Briefly, the Supreme Court, in a 5-4 vote, affirmed the legal right of the the President to exercise authority over entry into the U.S. by foreign nationals as delegated to him by Congress under the law. The Supreme Court did not say it agreed with the policy. (Justice Kennedy, one of the justices who voted in the majority, made it clear in his concurring opinion that he finds the policy questionable at best – and he was being polite.) It is essential to understand that the role of the Supreme Court is not to make law or to establish policies, but to render a decision on whether laws passed by the U.S. Congress (legislature) do not violate the Constitution and that implementation of law by the Presidency (executive) follow the laws as passed by Congress.

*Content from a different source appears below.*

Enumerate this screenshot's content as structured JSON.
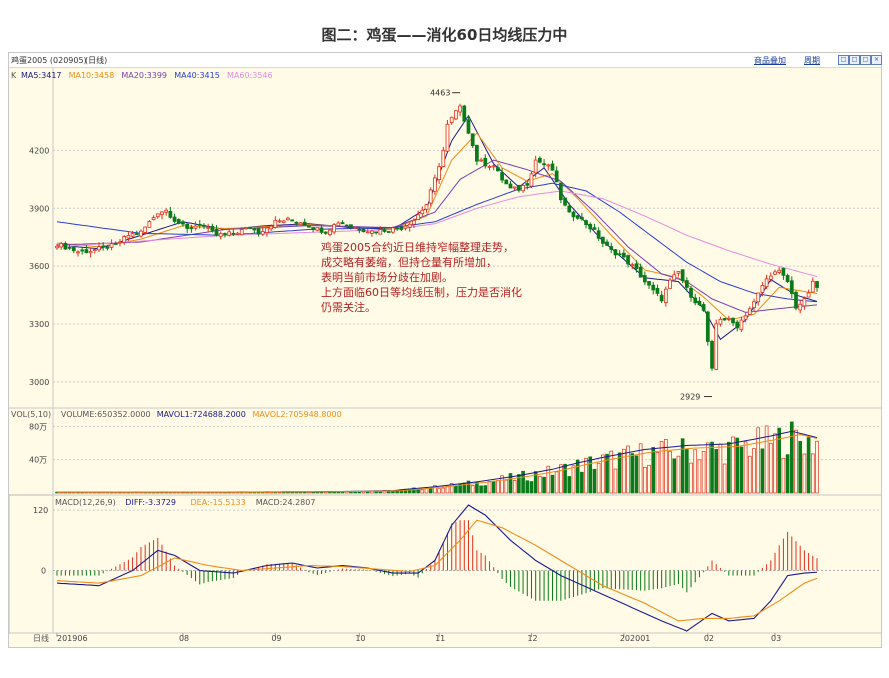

In this decision, the Justices found that this third iteration of the travel restrictions, which temporarily banned persons from certain nations from entering the U.S., fell within the legal authorities Congress had given to the President. In large part, this was due to the revisions that had been made following the first two travel restrictions the President Trump had ordered. One possibly helpful analogy is that the first and second versions had so many “bugs” in the programming, that they crashed. Learning from their mistakes, and bringing in some talented coders, the White House eliminated the bugs just enough to produce a workable though balky App, just good enough not to crash. One re-write is a mechanism for those banned to seek a waiver of the provisions of the ban. Reportedly several hundred persons have appealed the ban and been able to travel to the U.S. since its proclamation in September 2017. Another important detail is which countries’ nationals are subject to the restrictions. They are Iran, Libya, Somalia, Syria and Yemen, North Korea and certain officials of Venezuela. Chad, Iraq, and Sudan were on the list but have been removed based on improvements in cooperation with U.S. border security agencies.
So, third time, after two failures and with considerable re-writing, is the charm. But the success (charm) for Trump is very circumscribed, certainly nothing like the intent in the first effort at a travel ban.
And, the devil dwells in a few very important details – the Court, not the President, decides on the interpretation of the law and has reasserted its authority to block presidential action if such action does not follow the law as passed by Congress. Most important, the Court made clear that a travel ban based on religion would be unacceptable, and only because this iteration of the travel restrictions includes a case-by-case waiver process and is specifically targeted at countries unable or unwilling to do security background checks on their citizens wishing to travel to the United States, does is cross the threshold (barely) for presidential legal authority. (In the case of Venezuela, the list targets suspected drug traffickers in the government and others who have thoroughly destroyed the democratic structures of that nation.)
What’s next? Will Trump expand this to other countries? Not likely, as to do so, he would have to show that the expansion to other persons or countries met the national security protection standards of the current 3rd iteration that the court allowed. Politically, very unlikely. Trump likes to win, and he’ll count this as a win, tell his supporters the Court agreed with him and not with the so-called open-border advocates that he likes to malign , and move onto other more urgent projects (Iran sanctions, North Korean nukes, etc.).